Olga: “Oh, sweetie, I’ve sold dresses to women who don’t even have the ring yet.”
Me: “Well, I definitely don’t have a ring.”

What… what do I even say to all that? I mean, do I just read off the bullet points?

  1. Horseshit. There is no way I can’t get a dress in less than eight theoretical months.
  2. Please, continue telling me how not pushy you are, as you try to get me to take out a line of credit for a wedding dress, before my engagement.
  3. Said wedding dress is hypothetical, because my “wedding date” is pretend. I’M NOT ENGAGED! I’ve told you that five times.
  4. What the fuck?!?! How is it anyone’s business who’s paying for what part of my MAKE BELIEVE wedding?!? If it weren’t incredibly rude and inappropriate of you to ask that, are you really suggesting I go against what my NOT FIANCE wants for us financially? Should you really be in the wedding business?!?!
  5. It’s oh-so-fortunate for you that you serve so many batshit crazy customers, but buying a wedding dress before being asked to marry someone is insane.tumblr_mvk8usae1r1rtzeu6o1_500
  6. You’re right about one thing. You are a terrible saleswoman.

Gail and I stayed and tried on a couple of dresses, giggling in the fitting room about how horrible the whole thing was, while Olga aggressively tried to get a date out of Gail. We left pretty quickly, as neither of us was comfortable continuing to browse imaginary wedding dresses to the sound of a ticking bomb. Later, as we browsed dresses at Macy’s, we declared that that was the very last bridal store trip either of us would take. One thing I will credit this venture with, however, is my re-dedication to my diet. There’s nothing like trying on a wedding dress to make you want to moo at the mirror.

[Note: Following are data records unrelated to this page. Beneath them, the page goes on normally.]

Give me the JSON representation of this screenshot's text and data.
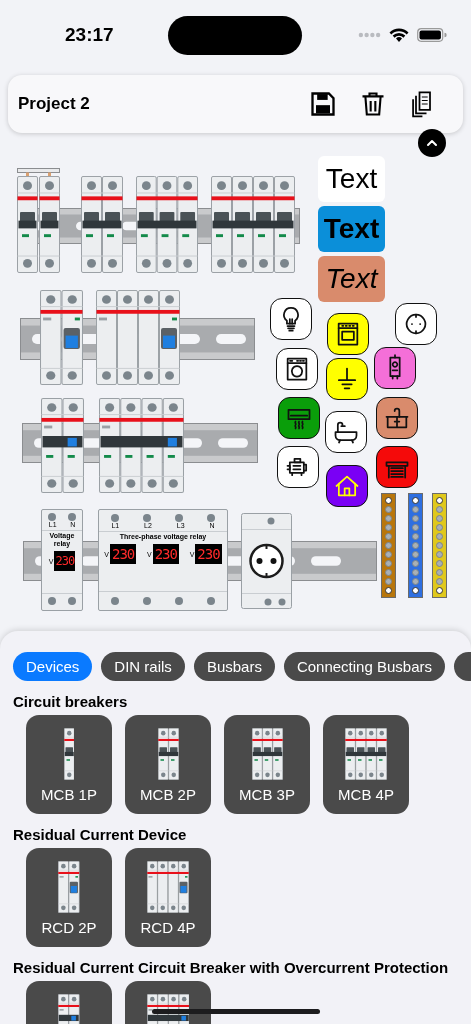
{
  "status_bar": {
    "time": "23:17"
  },
  "toolbar": {
    "title": "Project 2"
  },
  "canvas": {
    "rails": [
      {
        "devices": [
          {
            "kind": "mcb1p"
          },
          {
            "kind": "mcb1p"
          },
          {
            "kind": "mcb2p"
          },
          {
            "kind": "mcb3p"
          },
          {
            "kind": "mcb4p"
          }
        ]
      },
      {
        "devices": [
          {
            "kind": "rcd2p"
          },
          {
            "kind": "rcd4p"
          }
        ]
      },
      {
        "devices": [
          {
            "kind": "rcbo2p"
          },
          {
            "kind": "rcbo4p"
          }
        ]
      },
      {
        "devices": [
          {
            "kind": "relay",
            "title": "Voltage relay",
            "terminals": [
              "L1",
              "N"
            ],
            "channels": [
              {
                "unit": "V",
                "reading": "230"
              }
            ]
          },
          {
            "kind": "relay",
            "title": "Three-phase voltage relay",
            "terminals": [
              "L1",
              "L2",
              "L3",
              "N"
            ],
            "channels": [
              {
                "unit": "V",
                "reading": "230"
              },
              {
                "unit": "V",
                "reading": "230"
              },
              {
                "unit": "V",
                "reading": "230"
              }
            ]
          },
          {
            "kind": "socket"
          }
        ]
      }
    ],
    "connecting_busbars": [
      {
        "kind": "twopole"
      }
    ],
    "text_labels": [
      {
        "text": "Text",
        "kind": "plain",
        "color": "#ffffff"
      },
      {
        "text": "Text",
        "kind": "bold",
        "color": "#0b8fd9"
      },
      {
        "text": "Text",
        "kind": "italic",
        "color": "#d98b6c"
      }
    ],
    "appliances": [
      {
        "kind": "lightbulb",
        "color": "#ffffff"
      },
      {
        "kind": "oven",
        "color": "#ffff00"
      },
      {
        "kind": "socket",
        "color": "#ffffff"
      },
      {
        "kind": "washer",
        "color": "#ffffff"
      },
      {
        "kind": "earth",
        "color": "#ffff00"
      },
      {
        "kind": "heater",
        "color": "#f46fd8"
      },
      {
        "kind": "aircon",
        "color": "#0a9e0a"
      },
      {
        "kind": "bath",
        "color": "#ffffff"
      },
      {
        "kind": "sink",
        "color": "#d98b6c"
      },
      {
        "kind": "motor",
        "color": "#ffffff"
      },
      {
        "kind": "house",
        "color": "#7a00f5"
      },
      {
        "kind": "garage",
        "color": "#f50a0a"
      }
    ],
    "busbars": [
      {
        "color": "#b8760c"
      },
      {
        "color": "#2f6fe0"
      },
      {
        "color": "#e0c81c"
      }
    ]
  },
  "panel": {
    "tabs": [
      {
        "label": "Devices",
        "selected": true
      },
      {
        "label": "DIN rails",
        "selected": false
      },
      {
        "label": "Busbars",
        "selected": false
      },
      {
        "label": "Connecting Busbars",
        "selected": false
      },
      {
        "selected": false
      }
    ],
    "sections": [
      {
        "title": "Circuit breakers",
        "items": [
          {
            "kind": "mcb1p",
            "label": "MCB 1P"
          },
          {
            "kind": "mcb2p",
            "label": "MCB 2P"
          },
          {
            "kind": "mcb3p",
            "label": "MCB 3P"
          },
          {
            "kind": "mcb4p",
            "label": "MCB 4P"
          }
        ]
      },
      {
        "title": "Residual Current Device",
        "items": [
          {
            "kind": "rcd2p",
            "label": "RCD 2P"
          },
          {
            "kind": "rcd4p",
            "label": "RCD 4P"
          }
        ]
      },
      {
        "title": "Residual Current Circuit Breaker with Overcurrent Protection",
        "items": [
          {
            "kind": "rcbo2p"
          },
          {
            "kind": "rcbo4p"
          }
        ]
      }
    ]
  }
}
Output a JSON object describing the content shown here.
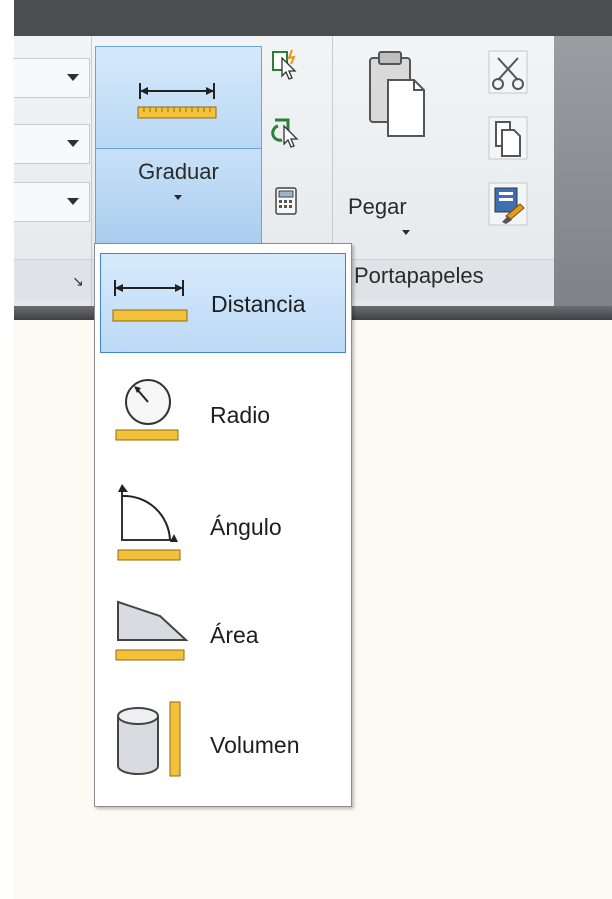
{
  "ribbon": {
    "graduar": {
      "label": "Graduar"
    },
    "pegar": {
      "label": "Pegar"
    },
    "panels": {
      "portapapeles": "Portapapeles"
    },
    "launcher_glyph": "↘"
  },
  "menu": {
    "items": [
      {
        "label": "Distancia",
        "icon": "distance-measure-icon",
        "selected": true
      },
      {
        "label": "Radio",
        "icon": "radius-measure-icon",
        "selected": false
      },
      {
        "label": "Ángulo",
        "icon": "angle-measure-icon",
        "selected": false
      },
      {
        "label": "Área",
        "icon": "area-measure-icon",
        "selected": false
      },
      {
        "label": "Volumen",
        "icon": "volume-measure-icon",
        "selected": false
      }
    ]
  },
  "colors": {
    "titlebar": "#4b4d50",
    "selection": "#bcdaf6",
    "ruler": "#f3c13a",
    "canvas": "#fcfaf3"
  }
}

I mean, my wedding is in like five hours and I’ve gotta look damned good, since I’m going naked.